* **What is being asked**:
The expected output is the data below, restated word for word.

Stored data entries

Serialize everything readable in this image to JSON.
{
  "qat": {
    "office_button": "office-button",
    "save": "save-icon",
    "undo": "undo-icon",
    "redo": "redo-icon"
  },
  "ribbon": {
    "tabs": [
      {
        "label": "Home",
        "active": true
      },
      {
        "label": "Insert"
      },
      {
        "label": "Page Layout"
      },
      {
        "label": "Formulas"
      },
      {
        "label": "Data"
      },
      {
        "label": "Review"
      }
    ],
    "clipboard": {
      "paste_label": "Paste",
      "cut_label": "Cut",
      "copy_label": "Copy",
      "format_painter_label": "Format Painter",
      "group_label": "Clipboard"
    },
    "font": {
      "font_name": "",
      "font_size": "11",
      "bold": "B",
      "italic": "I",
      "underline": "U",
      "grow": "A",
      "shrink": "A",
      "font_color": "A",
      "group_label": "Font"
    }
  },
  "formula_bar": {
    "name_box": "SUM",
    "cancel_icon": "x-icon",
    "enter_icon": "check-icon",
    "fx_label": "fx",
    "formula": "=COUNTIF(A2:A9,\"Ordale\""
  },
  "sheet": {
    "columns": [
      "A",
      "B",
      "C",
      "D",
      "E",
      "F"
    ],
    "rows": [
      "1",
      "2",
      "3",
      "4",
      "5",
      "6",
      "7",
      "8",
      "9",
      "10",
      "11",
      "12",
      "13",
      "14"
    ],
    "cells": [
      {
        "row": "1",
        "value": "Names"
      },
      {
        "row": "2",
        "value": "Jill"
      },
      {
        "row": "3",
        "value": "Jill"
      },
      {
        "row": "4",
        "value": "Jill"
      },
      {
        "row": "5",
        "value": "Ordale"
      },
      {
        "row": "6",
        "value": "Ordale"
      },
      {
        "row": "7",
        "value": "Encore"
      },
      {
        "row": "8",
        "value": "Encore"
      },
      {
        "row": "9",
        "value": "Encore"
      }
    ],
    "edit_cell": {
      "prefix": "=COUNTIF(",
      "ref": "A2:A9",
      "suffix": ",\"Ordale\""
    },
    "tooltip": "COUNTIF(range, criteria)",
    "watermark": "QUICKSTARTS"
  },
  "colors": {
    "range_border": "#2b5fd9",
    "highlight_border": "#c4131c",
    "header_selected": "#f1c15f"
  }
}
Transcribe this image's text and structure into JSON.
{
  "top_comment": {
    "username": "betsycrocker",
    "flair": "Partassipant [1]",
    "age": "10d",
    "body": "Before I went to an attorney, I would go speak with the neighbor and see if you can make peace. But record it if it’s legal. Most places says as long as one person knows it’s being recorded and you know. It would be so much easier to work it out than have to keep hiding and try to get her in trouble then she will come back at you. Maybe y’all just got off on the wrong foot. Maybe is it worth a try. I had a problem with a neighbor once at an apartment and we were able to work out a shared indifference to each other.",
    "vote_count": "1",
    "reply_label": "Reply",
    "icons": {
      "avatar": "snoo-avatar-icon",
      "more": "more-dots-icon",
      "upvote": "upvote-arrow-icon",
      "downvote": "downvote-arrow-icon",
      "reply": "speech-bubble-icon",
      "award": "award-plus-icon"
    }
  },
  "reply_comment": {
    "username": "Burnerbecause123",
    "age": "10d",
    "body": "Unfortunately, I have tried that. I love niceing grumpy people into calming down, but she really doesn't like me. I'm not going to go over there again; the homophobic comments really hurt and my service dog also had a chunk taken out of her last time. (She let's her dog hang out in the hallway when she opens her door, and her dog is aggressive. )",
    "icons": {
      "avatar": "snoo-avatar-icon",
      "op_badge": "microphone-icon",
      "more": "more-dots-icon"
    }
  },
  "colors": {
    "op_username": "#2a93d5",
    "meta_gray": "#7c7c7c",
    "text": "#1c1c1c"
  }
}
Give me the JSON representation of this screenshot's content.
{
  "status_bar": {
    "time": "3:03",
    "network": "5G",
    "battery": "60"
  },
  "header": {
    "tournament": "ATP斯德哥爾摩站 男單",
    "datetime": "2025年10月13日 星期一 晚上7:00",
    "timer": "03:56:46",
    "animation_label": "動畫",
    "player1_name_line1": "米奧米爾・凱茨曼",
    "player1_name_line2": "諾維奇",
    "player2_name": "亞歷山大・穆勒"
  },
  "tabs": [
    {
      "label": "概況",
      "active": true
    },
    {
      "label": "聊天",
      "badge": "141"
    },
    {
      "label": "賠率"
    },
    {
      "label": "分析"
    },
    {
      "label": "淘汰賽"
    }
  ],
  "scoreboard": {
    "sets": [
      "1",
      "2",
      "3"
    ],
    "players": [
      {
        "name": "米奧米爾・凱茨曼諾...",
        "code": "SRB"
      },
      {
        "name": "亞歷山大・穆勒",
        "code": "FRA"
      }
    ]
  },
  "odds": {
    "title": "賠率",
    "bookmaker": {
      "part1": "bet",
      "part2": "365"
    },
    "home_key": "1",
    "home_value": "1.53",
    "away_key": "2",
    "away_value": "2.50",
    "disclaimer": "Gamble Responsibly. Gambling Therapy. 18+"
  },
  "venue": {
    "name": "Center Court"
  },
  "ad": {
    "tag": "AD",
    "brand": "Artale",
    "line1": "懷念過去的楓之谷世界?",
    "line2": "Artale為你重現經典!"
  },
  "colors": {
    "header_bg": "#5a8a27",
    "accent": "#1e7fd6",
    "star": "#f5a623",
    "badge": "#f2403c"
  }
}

* **Result**:
Serialize everything readable in this image to JSON.
{
  "qat": {
    "office_button": "office-button",
    "save": "save-icon",
    "undo": "undo-icon",
    "redo": "redo-icon"
  },
  "ribbon": {
    "tabs": [
      {
        "label": "Home",
        "active": true
      },
      {
        "label": "Insert"
      },
      {
        "label": "Page Layout"
      },
      {
        "label": "Formulas"
      },
      {
        "label": "Data"
      },
      {
        "label": "Review"
      }
    ],
    "clipboard": {
      "paste_label": "Paste",
      "cut_label": "Cut",
      "copy_label": "Copy",
      "format_painter_label": "Format Painter",
      "group_label": "Clipboard"
    },
    "font": {
      "font_name": "",
      "font_size": "11",
      "bold": "B",
      "italic": "I",
      "underline": "U",
      "grow": "A",
      "shrink": "A",
      "font_color": "A",
      "group_label": "Font"
    }
  },
  "formula_bar": {
    "name_box": "SUM",
    "cancel_icon": "x-icon",
    "enter_icon": "check-icon",
    "fx_label": "fx",
    "formula": "=COUNTIF(A2:A9,\"Ordale\""
  },
  "sheet": {
    "columns": [
      "A",
      "B",
      "C",
      "D",
      "E",
      "F"
    ],
    "rows": [
      "1",
      "2",
      "3",
      "4",
      "5",
      "6",
      "7",
      "8",
      "9",
      "10",
      "11",
      "12",
      "13",
      "14"
    ],
    "cells": [
      {
        "row": "1",
        "value": "Names"
      },
      {
        "row": "2",
        "value": "Jill"
      },
      {
        "row": "3",
        "value": "Jill"
      },
      {
        "row": "4",
        "value": "Jill"
      },
      {
        "row": "5",
        "value": "Ordale"
      },
      {
        "row": "6",
        "value": "Ordale"
      },
      {
        "row": "7",
        "value": "Encore"
      },
      {
        "row": "8",
        "value": "Encore"
      },
      {
        "row": "9",
        "value": "Encore"
      }
    ],
    "edit_cell": {
      "prefix": "=COUNTIF(",
      "ref": "A2:A9",
      "suffix": ",\"Ordale\""
    },
    "tooltip": "COUNTIF(range, criteria)",
    "watermark": "QUICKSTARTS"
  },
  "colors": {
    "range_border": "#2b5fd9",
    "highlight_border": "#c4131c",
    "header_selected": "#f1c15f"
  }
}
Transcribe this image's text and structure into JSON.
{
  "top_comment": {
    "username": "betsycrocker",
    "flair": "Partassipant [1]",
    "age": "10d",
    "body": "Before I went to an attorney, I would go speak with the neighbor and see if you can make peace. But record it if it’s legal. Most places says as long as one person knows it’s being recorded and you know. It would be so much easier to work it out than have to keep hiding and try to get her in trouble then she will come back at you. Maybe y’all just got off on the wrong foot. Maybe is it worth a try. I had a problem with a neighbor once at an apartment and we were able to work out a shared indifference to each other.",
    "vote_count": "1",
    "reply_label": "Reply",
    "icons": {
      "avatar": "snoo-avatar-icon",
      "more": "more-dots-icon",
      "upvote": "upvote-arrow-icon",
      "downvote": "downvote-arrow-icon",
      "reply": "speech-bubble-icon",
      "award": "award-plus-icon"
    }
  },
  "reply_comment": {
    "username": "Burnerbecause123",
    "age": "10d",
    "body": "Unfortunately, I have tried that. I love niceing grumpy people into calming down, but she really doesn't like me. I'm not going to go over there again; the homophobic comments really hurt and my service dog also had a chunk taken out of her last time. (She let's her dog hang out in the hallway when she opens her door, and her dog is aggressive. )",
    "icons": {
      "avatar": "snoo-avatar-icon",
      "op_badge": "microphone-icon",
      "more": "more-dots-icon"
    }
  },
  "colors": {
    "op_username": "#2a93d5",
    "meta_gray": "#7c7c7c",
    "text": "#1c1c1c"
  }
}
Give me the JSON representation of this screenshot's content.
{
  "status_bar": {
    "time": "3:03",
    "network": "5G",
    "battery": "60"
  },
  "header": {
    "tournament": "ATP斯德哥爾摩站 男單",
    "datetime": "2025年10月13日 星期一 晚上7:00",
    "timer": "03:56:46",
    "animation_label": "動畫",
    "player1_name_line1": "米奧米爾・凱茨曼",
    "player1_name_line2": "諾維奇",
    "player2_name": "亞歷山大・穆勒"
  },
  "tabs": [
    {
      "label": "概況",
      "active": true
    },
    {
      "label": "聊天",
      "badge": "141"
    },
    {
      "label": "賠率"
    },
    {
      "label": "分析"
    },
    {
      "label": "淘汰賽"
    }
  ],
  "scoreboard": {
    "sets": [
      "1",
      "2",
      "3"
    ],
    "players": [
      {
        "name": "米奧米爾・凱茨曼諾...",
        "code": "SRB"
      },
      {
        "name": "亞歷山大・穆勒",
        "code": "FRA"
      }
    ]
  },
  "odds": {
    "title": "賠率",
    "bookmaker": {
      "part1": "bet",
      "part2": "365"
    },
    "home_key": "1",
    "home_value": "1.53",
    "away_key": "2",
    "away_value": "2.50",
    "disclaimer": "Gamble Responsibly. Gambling Therapy. 18+"
  },
  "venue": {
    "name": "Center Court"
  },
  "ad": {
    "tag": "AD",
    "brand": "Artale",
    "line1": "懷念過去的楓之谷世界?",
    "line2": "Artale為你重現經典!"
  },
  "colors": {
    "header_bg": "#5a8a27",
    "accent": "#1e7fd6",
    "star": "#f5a623",
    "badge": "#f2403c"
  }
}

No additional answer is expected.